--- What this task involves ---
Copy out the records that appear below, exactly as each one reads.

Items from a dataset:
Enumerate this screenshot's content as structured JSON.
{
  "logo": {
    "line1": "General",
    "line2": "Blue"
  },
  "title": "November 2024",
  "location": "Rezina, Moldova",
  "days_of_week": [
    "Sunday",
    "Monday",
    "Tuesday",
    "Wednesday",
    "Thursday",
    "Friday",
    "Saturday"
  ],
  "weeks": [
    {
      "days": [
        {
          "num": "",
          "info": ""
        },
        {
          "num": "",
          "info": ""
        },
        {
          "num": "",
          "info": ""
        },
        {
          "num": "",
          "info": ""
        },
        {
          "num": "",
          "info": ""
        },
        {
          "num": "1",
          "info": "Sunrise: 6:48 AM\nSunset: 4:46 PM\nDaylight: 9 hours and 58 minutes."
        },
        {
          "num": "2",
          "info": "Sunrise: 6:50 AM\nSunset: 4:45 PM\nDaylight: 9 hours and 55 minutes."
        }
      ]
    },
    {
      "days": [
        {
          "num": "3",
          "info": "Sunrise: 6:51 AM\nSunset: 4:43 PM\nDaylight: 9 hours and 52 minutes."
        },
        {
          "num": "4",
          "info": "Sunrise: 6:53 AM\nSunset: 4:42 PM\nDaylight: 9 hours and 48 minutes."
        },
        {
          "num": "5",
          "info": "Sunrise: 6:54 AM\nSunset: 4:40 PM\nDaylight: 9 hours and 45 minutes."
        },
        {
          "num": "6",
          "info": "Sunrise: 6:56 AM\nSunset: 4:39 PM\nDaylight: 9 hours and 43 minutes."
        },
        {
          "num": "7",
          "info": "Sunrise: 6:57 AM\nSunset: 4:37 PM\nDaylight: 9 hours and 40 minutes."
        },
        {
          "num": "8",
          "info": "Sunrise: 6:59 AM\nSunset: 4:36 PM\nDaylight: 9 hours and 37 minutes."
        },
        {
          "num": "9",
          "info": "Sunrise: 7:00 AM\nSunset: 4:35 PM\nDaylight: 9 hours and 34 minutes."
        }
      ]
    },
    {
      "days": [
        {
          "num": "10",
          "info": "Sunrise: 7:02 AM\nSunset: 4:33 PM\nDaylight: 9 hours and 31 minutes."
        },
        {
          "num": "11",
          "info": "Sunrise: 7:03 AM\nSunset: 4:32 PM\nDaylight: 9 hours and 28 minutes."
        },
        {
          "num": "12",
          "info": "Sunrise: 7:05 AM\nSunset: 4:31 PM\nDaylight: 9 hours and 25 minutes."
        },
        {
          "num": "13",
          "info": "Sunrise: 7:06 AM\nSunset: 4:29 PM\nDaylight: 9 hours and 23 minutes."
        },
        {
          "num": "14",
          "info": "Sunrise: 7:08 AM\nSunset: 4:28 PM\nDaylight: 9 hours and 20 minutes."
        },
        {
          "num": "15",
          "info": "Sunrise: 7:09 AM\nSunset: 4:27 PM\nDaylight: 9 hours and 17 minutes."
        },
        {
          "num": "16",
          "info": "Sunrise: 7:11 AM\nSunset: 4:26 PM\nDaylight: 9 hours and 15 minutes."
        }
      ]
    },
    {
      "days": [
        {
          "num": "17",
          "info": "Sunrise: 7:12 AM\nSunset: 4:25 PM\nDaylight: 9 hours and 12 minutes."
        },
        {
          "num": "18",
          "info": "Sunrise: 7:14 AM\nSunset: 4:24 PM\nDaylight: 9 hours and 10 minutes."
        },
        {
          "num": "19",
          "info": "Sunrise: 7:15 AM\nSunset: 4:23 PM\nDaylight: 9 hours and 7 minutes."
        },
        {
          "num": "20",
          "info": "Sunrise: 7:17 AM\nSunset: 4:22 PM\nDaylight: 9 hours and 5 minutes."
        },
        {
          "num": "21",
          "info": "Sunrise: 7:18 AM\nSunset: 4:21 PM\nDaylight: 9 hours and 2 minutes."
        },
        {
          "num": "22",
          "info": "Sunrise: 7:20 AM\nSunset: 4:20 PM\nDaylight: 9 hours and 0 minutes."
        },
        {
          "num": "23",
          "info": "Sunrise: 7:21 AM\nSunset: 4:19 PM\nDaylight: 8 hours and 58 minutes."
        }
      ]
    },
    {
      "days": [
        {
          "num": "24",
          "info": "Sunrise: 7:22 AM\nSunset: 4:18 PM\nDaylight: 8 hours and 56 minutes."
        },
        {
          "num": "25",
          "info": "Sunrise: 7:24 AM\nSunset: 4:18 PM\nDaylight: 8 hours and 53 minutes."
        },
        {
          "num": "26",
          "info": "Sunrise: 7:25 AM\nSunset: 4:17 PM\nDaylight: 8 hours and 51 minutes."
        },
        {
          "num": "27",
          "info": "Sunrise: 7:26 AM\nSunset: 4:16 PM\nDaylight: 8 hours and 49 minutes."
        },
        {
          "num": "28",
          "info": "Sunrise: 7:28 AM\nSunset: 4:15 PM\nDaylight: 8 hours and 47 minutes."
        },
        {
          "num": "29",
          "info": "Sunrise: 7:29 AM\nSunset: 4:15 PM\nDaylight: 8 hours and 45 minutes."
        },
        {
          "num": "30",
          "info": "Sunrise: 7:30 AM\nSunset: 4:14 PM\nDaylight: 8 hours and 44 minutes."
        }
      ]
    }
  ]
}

--- Reply ---
Enumerate this screenshot's content as structured JSON.
{
  "logo": {
    "line1": "General",
    "line2": "Blue"
  },
  "title": "November 2024",
  "location": "Rezina, Moldova",
  "days_of_week": [
    "Sunday",
    "Monday",
    "Tuesday",
    "Wednesday",
    "Thursday",
    "Friday",
    "Saturday"
  ],
  "weeks": [
    {
      "days": [
        {
          "num": "",
          "info": ""
        },
        {
          "num": "",
          "info": ""
        },
        {
          "num": "",
          "info": ""
        },
        {
          "num": "",
          "info": ""
        },
        {
          "num": "",
          "info": ""
        },
        {
          "num": "1",
          "info": "Sunrise: 6:48 AM\nSunset: 4:46 PM\nDaylight: 9 hours and 58 minutes."
        },
        {
          "num": "2",
          "info": "Sunrise: 6:50 AM\nSunset: 4:45 PM\nDaylight: 9 hours and 55 minutes."
        }
      ]
    },
    {
      "days": [
        {
          "num": "3",
          "info": "Sunrise: 6:51 AM\nSunset: 4:43 PM\nDaylight: 9 hours and 52 minutes."
        },
        {
          "num": "4",
          "info": "Sunrise: 6:53 AM\nSunset: 4:42 PM\nDaylight: 9 hours and 48 minutes."
        },
        {
          "num": "5",
          "info": "Sunrise: 6:54 AM\nSunset: 4:40 PM\nDaylight: 9 hours and 45 minutes."
        },
        {
          "num": "6",
          "info": "Sunrise: 6:56 AM\nSunset: 4:39 PM\nDaylight: 9 hours and 43 minutes."
        },
        {
          "num": "7",
          "info": "Sunrise: 6:57 AM\nSunset: 4:37 PM\nDaylight: 9 hours and 40 minutes."
        },
        {
          "num": "8",
          "info": "Sunrise: 6:59 AM\nSunset: 4:36 PM\nDaylight: 9 hours and 37 minutes."
        },
        {
          "num": "9",
          "info": "Sunrise: 7:00 AM\nSunset: 4:35 PM\nDaylight: 9 hours and 34 minutes."
        }
      ]
    },
    {
      "days": [
        {
          "num": "10",
          "info": "Sunrise: 7:02 AM\nSunset: 4:33 PM\nDaylight: 9 hours and 31 minutes."
        },
        {
          "num": "11",
          "info": "Sunrise: 7:03 AM\nSunset: 4:32 PM\nDaylight: 9 hours and 28 minutes."
        },
        {
          "num": "12",
          "info": "Sunrise: 7:05 AM\nSunset: 4:31 PM\nDaylight: 9 hours and 25 minutes."
        },
        {
          "num": "13",
          "info": "Sunrise: 7:06 AM\nSunset: 4:29 PM\nDaylight: 9 hours and 23 minutes."
        },
        {
          "num": "14",
          "info": "Sunrise: 7:08 AM\nSunset: 4:28 PM\nDaylight: 9 hours and 20 minutes."
        },
        {
          "num": "15",
          "info": "Sunrise: 7:09 AM\nSunset: 4:27 PM\nDaylight: 9 hours and 17 minutes."
        },
        {
          "num": "16",
          "info": "Sunrise: 7:11 AM\nSunset: 4:26 PM\nDaylight: 9 hours and 15 minutes."
        }
      ]
    },
    {
      "days": [
        {
          "num": "17",
          "info": "Sunrise: 7:12 AM\nSunset: 4:25 PM\nDaylight: 9 hours and 12 minutes."
        },
        {
          "num": "18",
          "info": "Sunrise: 7:14 AM\nSunset: 4:24 PM\nDaylight: 9 hours and 10 minutes."
        },
        {
          "num": "19",
          "info": "Sunrise: 7:15 AM\nSunset: 4:23 PM\nDaylight: 9 hours and 7 minutes."
        },
        {
          "num": "20",
          "info": "Sunrise: 7:17 AM\nSunset: 4:22 PM\nDaylight: 9 hours and 5 minutes."
        },
        {
          "num": "21",
          "info": "Sunrise: 7:18 AM\nSunset: 4:21 PM\nDaylight: 9 hours and 2 minutes."
        },
        {
          "num": "22",
          "info": "Sunrise: 7:20 AM\nSunset: 4:20 PM\nDaylight: 9 hours and 0 minutes."
        },
        {
          "num": "23",
          "info": "Sunrise: 7:21 AM\nSunset: 4:19 PM\nDaylight: 8 hours and 58 minutes."
        }
      ]
    },
    {
      "days": [
        {
          "num": "24",
          "info": "Sunrise: 7:22 AM\nSunset: 4:18 PM\nDaylight: 8 hours and 56 minutes."
        },
        {
          "num": "25",
          "info": "Sunrise: 7:24 AM\nSunset: 4:18 PM\nDaylight: 8 hours and 53 minutes."
        },
        {
          "num": "26",
          "info": "Sunrise: 7:25 AM\nSunset: 4:17 PM\nDaylight: 8 hours and 51 minutes."
        },
        {
          "num": "27",
          "info": "Sunrise: 7:26 AM\nSunset: 4:16 PM\nDaylight: 8 hours and 49 minutes."
        },
        {
          "num": "28",
          "info": "Sunrise: 7:28 AM\nSunset: 4:15 PM\nDaylight: 8 hours and 47 minutes."
        },
        {
          "num": "29",
          "info": "Sunrise: 7:29 AM\nSunset: 4:15 PM\nDaylight: 8 hours and 45 minutes."
        },
        {
          "num": "30",
          "info": "Sunrise: 7:30 AM\nSunset: 4:14 PM\nDaylight: 8 hours and 44 minutes."
        }
      ]
    }
  ]
}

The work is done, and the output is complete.